Myanmar - A re-launch of the Emergency Medicine Diploma course in Yangon to limit the cost of EM trainings
Myanmar is a third world developing country in South East Asia. The general state of health care in the country is poor, where government spends only 0.5% to 3% of the country’s Gross Domestic product (GDP) on health care. The budget is relatively insufficient and in fact, Myanmar has been ranked among the lowest worldwide. Although health care is provided somewhat free, their citizens have to pay medicine and treatment on their own – even in government owned health care clinics and hospitals. Further, the public health facilities grossly lack many essential facilities and equipments.
Like many other developing third world countries, Myanmar’s leading cause of morbidity has been linked on traumatic injuries, making it the top 3 mortality cause in the country.
A dependable emergency medical service system is one of the essential aspect of efficient health care. Since 2004, Myanmar’s population have been provided of emergency care and treatment from medical providers incompetent on providing emergency medicine. With this, the country has made progress by developing an 18-month post graduate training course in order to produce trained emergency physician that could render emergency care management and emergency procedure skills. These efforts were hoped to address the issues on health care quality and services, as well as it is seen to transform Myanmar’s future and economic progress.
The post graduate training course was designed to provide an 18 month Emergency Medicine Diploma Course that includes all of the necessary Emergency Medicine Topics and the areas were grouped into 9 distinct teaching modules. Further, the program includes a 2 week education that will be provided by faculties from the United States, clinical exposures, leadership and management training, emergency medicine procedural skills and even online education.

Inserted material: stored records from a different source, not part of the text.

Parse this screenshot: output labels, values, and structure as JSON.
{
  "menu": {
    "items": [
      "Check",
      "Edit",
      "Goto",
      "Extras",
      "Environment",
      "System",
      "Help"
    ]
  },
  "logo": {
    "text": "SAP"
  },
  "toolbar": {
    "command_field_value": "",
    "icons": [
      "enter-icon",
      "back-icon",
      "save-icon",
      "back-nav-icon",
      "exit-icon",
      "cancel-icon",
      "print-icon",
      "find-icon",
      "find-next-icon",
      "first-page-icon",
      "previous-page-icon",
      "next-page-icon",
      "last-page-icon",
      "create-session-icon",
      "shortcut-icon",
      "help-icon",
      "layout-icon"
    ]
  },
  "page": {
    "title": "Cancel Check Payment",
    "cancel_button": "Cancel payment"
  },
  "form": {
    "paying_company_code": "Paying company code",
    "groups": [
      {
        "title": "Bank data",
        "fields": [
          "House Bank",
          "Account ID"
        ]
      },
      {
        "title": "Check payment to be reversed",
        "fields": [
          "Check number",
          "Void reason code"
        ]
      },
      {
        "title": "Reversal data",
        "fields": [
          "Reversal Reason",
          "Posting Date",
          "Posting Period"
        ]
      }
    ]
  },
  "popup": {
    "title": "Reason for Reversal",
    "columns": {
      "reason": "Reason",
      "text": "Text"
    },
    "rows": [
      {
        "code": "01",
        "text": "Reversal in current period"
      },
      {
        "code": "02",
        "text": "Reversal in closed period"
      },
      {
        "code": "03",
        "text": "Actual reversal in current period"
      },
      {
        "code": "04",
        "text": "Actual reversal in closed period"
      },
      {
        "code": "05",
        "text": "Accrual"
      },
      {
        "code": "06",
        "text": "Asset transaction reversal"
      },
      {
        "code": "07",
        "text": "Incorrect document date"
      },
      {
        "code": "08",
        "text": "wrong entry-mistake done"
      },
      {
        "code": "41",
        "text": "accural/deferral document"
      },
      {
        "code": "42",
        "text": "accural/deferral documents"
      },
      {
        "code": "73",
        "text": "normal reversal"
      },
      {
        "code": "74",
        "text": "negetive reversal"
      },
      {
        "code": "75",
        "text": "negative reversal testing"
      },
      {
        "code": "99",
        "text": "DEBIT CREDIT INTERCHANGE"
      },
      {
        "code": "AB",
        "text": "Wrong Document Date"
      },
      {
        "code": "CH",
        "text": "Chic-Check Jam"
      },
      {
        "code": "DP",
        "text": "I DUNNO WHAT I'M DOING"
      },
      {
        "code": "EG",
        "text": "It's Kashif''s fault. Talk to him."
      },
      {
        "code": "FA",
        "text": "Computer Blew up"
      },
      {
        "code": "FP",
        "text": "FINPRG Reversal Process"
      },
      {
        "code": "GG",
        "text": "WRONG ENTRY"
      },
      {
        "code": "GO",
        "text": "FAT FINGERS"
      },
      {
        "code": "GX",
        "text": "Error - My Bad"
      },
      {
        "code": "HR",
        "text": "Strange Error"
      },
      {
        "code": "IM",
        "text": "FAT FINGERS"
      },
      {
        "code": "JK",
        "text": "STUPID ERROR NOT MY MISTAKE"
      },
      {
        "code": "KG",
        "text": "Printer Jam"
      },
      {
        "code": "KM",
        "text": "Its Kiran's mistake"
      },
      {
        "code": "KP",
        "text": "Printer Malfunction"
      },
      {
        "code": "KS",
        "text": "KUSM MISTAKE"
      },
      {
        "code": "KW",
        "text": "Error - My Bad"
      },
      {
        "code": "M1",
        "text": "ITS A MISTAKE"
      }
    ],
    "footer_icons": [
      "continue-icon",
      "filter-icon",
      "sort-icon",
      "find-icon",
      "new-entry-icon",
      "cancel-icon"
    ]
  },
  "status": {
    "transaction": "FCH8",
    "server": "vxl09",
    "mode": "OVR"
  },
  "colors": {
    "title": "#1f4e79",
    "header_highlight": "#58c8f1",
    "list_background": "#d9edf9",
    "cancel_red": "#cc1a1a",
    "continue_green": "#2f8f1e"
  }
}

Early career physicians who are interested in Emergency Medicine are the main target for the program. However, mid-career MD’s who were previously trained to care in emergency departments and are returning for more training may be admitted as well. The participants will be evaluated through pre-tests before modules and post-tests that will be given after every module, simulations on decision making scenarios, testing of procedural skills, presentation of emergency medicine skills, completion of clinical rotations, final examination, individual student interviews as well as leadership, communication and EM management appraisal. The successful graduates of the program will be working in Myanmar’s government and private emergency facilities to cater emergency cases.
This program is intended to limit the cost of emergency medicine training and would significantly increase the EM workforce. The intensive training provided should enhance the capabilities of the trained professionals. This is prepared through the arrangement of online education, procedural skills training, virtual counselling, US-based faculty education which commence in Myanmar onsite, and local clinical exposures. These strategies were seen to have the physicians and other medical professionals’ capacity to treat emergency conditions boosted, as well as it would increase the general public’s access to trained emergency medical care providers, improving health outcomes.